Stress fractures are one of the most frequent sports injuries, with women suffering from them more often than men. These injuries are small cracks in the bone, triggered by overuse. Fractures occur when fatigued muscles can no longer absorb the shock of an impact created by a repeated movement. Stress fractures often happen in bones that bear the heaviest load, such as the second and third metatarsals in the foot, which are not only thinner than the first metatarsal but also take the brunt of the impact when running or walking. Stress fractures can also affect the heel (calcaneus), the outer bone of the lower leg and ankle or fibula, the talus (in the ankle joint) and the navicular, which is located on top of the midfoot.
Dancers often have stress fractures in the navicular or metatarsal bones. Walkers and runners are more likely to suffer stress fractures in their metatarsal and calcaneal bones.
Stress fractures in the heel area may be related to tibial and femoral neck stress fractures. These fractures higher up the leg are to be treated with extreme caution because, if they turn into a complete fracture or the bones misalign, it can lead to an aggressive form of arthritis. Should the bone in your femoral head die, a total hip replacement will be necessary.
What causes stress fractures?
Stress fractures can be caused over a period of time. New bone is always developing to supersede older bone. However, overintense repeated activity will break down the older bone too quickly, before new bone has the chance to grow and therefore bones weaken and are more prone to fracturing. Causes of stress fractures include:
- Raising the intensity level of an activity too suddenly, especially on hard surfaces
- Not wearing the correct footwear or using the right equipment when playing sport
- Greater activity, for example, participating in sport more often
- Adopting an abnormal foot posture or movement
- Suffering from osteoporosis or a hormone deficiency affecting your bones’ density

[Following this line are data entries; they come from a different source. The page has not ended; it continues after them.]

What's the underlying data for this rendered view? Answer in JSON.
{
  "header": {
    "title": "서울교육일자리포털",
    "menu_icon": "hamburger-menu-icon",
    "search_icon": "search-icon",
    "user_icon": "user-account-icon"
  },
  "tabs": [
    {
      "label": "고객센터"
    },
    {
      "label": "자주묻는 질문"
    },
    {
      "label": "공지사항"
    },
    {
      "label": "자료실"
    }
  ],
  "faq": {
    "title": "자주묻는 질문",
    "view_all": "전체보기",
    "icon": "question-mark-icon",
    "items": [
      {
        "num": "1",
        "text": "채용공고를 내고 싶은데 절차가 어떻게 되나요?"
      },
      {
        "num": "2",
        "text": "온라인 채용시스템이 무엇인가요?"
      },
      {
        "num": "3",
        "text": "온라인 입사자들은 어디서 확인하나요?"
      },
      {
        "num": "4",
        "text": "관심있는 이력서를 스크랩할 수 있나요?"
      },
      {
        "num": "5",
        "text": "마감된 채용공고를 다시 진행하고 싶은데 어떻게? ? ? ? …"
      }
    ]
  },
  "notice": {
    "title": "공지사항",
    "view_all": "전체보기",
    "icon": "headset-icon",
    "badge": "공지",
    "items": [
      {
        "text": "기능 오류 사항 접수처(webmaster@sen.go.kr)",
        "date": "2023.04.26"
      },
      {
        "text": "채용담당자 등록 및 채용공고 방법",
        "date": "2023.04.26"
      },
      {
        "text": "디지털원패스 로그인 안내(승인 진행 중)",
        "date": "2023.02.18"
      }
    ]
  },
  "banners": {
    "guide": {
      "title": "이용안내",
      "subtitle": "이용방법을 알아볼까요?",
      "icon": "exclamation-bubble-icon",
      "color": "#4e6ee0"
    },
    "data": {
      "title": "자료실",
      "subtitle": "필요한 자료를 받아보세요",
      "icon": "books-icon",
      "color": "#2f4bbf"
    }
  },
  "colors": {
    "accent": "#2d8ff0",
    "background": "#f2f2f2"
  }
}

- Women experiencing irregular periods are at greater risk, due to reduced oestrogen, which normally helps to strengthen bones
- Running, jumping, or dancing or other high impact sports can make injury more likely
What are the symptoms of stress fractures?
Pain when exercising, which dissipates when you are at rest, is the most common symptom.
How are stress fractures diagnosed?
Once you have discussed your symptoms with your consultant, he will advise you on the best treatment for you. In order to confirm the diagnosis, he may also organise X-rays and an MRI scan.
How are stress fractures treated?
You will be advised to refrain from the activity that led to the fracture and to get plenty of rest for approximately eight weeks to allow healing to take place. After this, there will be regular MRI scans to check progress. If you were to continue your normal pattern of activity, without resting, it is likely to result in further stress fractures which may be more resistant to treatment. Your consultant may also advise you to wear shoe inserts or braces to help the fracture heal.
Surgery can be offered to sportspeople wanting a quick return to action, particularly those with a fracture on the inside of the tibia (medial malleolus fracture) or a 5th metatarsal fracture.
Not overdoing things after your treatment is key to avoiding further stress fractures. A staged return to training, without putting too much stress on your bones, is the best option.
To help you avoid future stress fractures, your consultant may suggest that you adjust your training goals and avoid overexerting yourself. As a rule, the level of your training intensity should go up by no more than 10% per week. Varying your training routine is an excellent idea as is ensuring you use the correct equipment, and particularly, the right footwear, for your sport.